■ Your goal
Tally the lines of the listing below in which the string "heading" occurs, and give the tally alone.

Records to use Start Marker

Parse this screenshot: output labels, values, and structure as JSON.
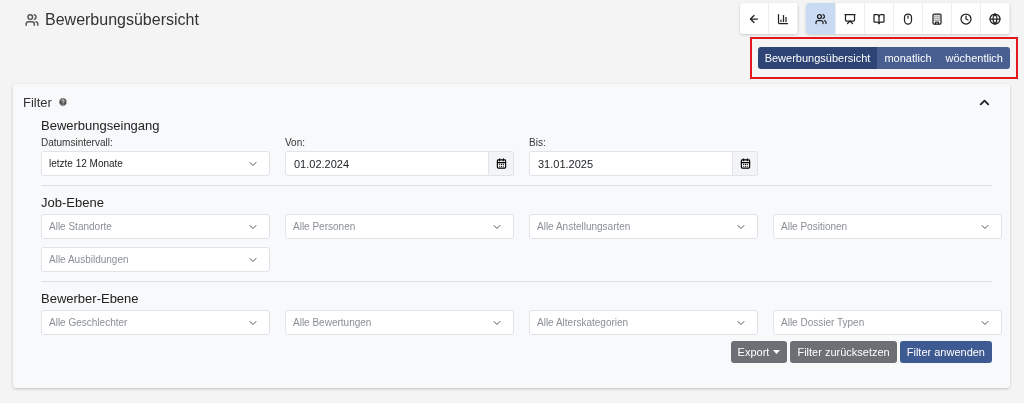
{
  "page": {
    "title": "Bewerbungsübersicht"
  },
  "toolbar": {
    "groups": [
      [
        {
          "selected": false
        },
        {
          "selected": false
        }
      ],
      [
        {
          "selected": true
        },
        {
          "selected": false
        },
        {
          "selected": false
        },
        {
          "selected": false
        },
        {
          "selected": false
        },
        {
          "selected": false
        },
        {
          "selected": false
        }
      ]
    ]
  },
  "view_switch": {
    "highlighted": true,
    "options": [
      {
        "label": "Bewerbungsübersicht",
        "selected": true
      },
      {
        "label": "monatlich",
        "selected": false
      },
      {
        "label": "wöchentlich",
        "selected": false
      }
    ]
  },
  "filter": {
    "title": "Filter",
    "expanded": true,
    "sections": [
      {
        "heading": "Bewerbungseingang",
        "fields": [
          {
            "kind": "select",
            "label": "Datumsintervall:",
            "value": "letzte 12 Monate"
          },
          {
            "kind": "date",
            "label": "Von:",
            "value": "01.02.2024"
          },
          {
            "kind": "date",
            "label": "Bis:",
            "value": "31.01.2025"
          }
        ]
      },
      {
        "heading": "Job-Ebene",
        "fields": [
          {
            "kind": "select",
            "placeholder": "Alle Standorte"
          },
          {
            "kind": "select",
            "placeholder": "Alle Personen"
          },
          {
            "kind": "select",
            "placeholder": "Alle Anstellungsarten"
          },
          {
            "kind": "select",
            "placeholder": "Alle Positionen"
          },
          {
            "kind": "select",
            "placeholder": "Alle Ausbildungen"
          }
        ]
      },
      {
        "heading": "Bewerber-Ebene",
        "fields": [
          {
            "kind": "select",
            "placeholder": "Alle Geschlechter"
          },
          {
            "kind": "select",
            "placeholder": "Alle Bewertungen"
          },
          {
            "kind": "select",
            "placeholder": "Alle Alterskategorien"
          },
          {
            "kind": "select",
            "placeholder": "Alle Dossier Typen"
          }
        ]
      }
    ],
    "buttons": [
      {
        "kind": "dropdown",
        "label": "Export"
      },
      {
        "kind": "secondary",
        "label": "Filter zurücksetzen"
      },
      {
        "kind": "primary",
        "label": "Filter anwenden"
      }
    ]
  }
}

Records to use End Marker

■ Finished exercise
3